Touch Support is based in Chicago. We contacted Jason and asked him three questions about his decision to buy the ExaFlash One array.
Blocks & Files: Could you tell me what were the alternative arrays you considered for your workload and why you chose the ExaFlash ONE?
Jason Hamilton: When we started research for a new SAN I cast a wide net but ultimately narrowed our options down to three choices. HPE Nimble all-flash, Fujitsu (ETERNUS AF250 S2) and of course Nimbus ExaFlash.
There were a couple of reasons that we chose Nimbus. Firstly and probably most was price. Nimbus is priced very competitively even factoring in a 5-year support contract paid upfront.

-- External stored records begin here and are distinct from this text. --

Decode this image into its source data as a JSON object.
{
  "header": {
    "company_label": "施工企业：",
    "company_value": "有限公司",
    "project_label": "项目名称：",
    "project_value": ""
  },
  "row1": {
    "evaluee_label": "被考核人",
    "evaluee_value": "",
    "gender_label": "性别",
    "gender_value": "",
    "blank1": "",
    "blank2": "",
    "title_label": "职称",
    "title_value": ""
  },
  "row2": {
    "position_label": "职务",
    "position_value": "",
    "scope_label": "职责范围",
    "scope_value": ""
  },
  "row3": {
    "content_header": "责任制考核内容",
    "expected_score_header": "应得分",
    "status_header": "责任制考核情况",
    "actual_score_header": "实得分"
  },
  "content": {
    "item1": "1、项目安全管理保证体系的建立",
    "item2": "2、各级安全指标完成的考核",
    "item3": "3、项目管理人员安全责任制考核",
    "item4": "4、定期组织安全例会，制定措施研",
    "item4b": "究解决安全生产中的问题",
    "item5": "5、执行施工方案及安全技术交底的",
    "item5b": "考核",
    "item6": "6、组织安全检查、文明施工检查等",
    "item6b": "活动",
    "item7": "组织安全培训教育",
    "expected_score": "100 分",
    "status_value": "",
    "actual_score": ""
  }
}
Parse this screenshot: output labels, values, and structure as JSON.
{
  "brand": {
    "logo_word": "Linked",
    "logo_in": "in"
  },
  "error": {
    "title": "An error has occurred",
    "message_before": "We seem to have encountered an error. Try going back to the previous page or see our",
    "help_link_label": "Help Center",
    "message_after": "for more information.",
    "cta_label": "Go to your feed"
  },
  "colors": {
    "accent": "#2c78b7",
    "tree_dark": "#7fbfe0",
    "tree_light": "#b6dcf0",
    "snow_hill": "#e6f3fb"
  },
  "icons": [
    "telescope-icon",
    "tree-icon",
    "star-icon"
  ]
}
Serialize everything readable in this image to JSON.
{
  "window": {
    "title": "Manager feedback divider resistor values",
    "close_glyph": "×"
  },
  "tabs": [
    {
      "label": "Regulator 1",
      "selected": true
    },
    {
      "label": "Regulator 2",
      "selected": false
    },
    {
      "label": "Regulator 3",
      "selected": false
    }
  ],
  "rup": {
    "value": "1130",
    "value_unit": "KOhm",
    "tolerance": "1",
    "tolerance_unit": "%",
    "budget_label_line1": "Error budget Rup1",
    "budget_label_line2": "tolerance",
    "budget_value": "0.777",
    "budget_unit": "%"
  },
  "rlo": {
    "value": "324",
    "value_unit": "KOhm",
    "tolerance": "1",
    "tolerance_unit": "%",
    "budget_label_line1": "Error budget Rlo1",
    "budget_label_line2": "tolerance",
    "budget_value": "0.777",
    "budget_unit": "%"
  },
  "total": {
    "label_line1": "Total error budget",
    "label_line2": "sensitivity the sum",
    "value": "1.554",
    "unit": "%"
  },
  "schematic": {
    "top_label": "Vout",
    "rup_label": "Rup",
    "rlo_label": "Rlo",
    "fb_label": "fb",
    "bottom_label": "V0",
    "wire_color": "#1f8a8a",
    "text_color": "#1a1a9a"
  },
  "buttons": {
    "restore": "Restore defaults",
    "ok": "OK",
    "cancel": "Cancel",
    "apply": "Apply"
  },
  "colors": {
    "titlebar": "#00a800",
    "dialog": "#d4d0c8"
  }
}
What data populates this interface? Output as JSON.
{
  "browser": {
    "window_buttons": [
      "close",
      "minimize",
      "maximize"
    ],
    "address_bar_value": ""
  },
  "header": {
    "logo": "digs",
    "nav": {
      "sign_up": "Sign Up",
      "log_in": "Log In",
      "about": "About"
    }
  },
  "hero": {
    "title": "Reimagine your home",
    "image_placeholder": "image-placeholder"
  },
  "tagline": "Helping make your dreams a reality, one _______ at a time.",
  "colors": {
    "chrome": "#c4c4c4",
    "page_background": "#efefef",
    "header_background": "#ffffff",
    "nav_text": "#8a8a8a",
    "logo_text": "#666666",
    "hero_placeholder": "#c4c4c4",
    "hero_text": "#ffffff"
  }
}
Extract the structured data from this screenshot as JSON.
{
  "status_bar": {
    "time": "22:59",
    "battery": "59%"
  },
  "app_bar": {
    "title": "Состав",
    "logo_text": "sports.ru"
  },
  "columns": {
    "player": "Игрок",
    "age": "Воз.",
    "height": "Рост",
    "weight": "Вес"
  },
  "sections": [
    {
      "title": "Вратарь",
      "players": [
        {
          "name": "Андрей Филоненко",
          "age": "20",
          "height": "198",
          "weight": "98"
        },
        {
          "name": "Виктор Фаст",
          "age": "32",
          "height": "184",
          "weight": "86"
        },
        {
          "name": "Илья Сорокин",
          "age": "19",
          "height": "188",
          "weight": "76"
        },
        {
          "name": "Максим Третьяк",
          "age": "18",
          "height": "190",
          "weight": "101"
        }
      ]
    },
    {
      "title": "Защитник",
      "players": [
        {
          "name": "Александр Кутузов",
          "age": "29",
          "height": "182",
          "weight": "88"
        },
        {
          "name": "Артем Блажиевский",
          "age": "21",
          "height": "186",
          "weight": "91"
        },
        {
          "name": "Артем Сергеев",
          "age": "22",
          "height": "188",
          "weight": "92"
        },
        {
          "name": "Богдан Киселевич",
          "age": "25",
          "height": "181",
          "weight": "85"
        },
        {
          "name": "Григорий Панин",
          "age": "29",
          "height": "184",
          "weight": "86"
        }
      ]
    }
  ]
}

Next, it’s important to know that I’ve been following Nimbus since mid-2012 where I learned of the company and their S-series arrays at a VMware conference. Even back then they were producing all-flash arrays touting 1 million IOPS. This impressed me greatly and I kept an eye on their progress over the years.
The Fujitsu option is very much a new player in the segment and didn’t give me as much confidence in their ability to maintain the product considering their diversified nature.
Lastly, going with ExaFlash seemed to make the most sense. This is their most recent flagship platform and would stand to have the longest support-life period available. We generally try to maximize our hardware lifecycle and it is critical to maintain an active support contract on critical systems such as a SAN.
Blocks & Files: How are you using the array? I mean for block, file or object work?
Jason Hamilton: We are an all VMware shop so the array is configured only for iSCSI block access to our ESXi hosts. We naturally do use the compression and deduplication features at the array level as well.
Blocks & Files: How does it compare to other arrays you have had experience with?
Jason Hamilton: Having either closely worked with or at the very least run proof-of-concept on a number of SAN and NAS solutions, the Nimbus ExaFlash is refreshingly simple. Coming from a Unix/Linux background the option to handle all configurations completely from an ssh shell is very pleasing. The web-based interface is likewise very simple to use and doesn’t have any irksome custom plugin requirements. Gone are the days of separate fat-client software or the hit-or-miss vSphere plugins for management and configuration.
Nimbus has sold ExaFlash arrays since 2016 and claimed 200 customers in 2018. It now says it has 600 deployments. CEO and founder Thomas Isakovich says Nimbus was profitable in 2019 and expects to grow profits this year.
The privately-owned company appears to be very small. Six employees are listed for Nimbus Data on LinkedIn and the leadership page on its website lists one executive officer – Isakovich.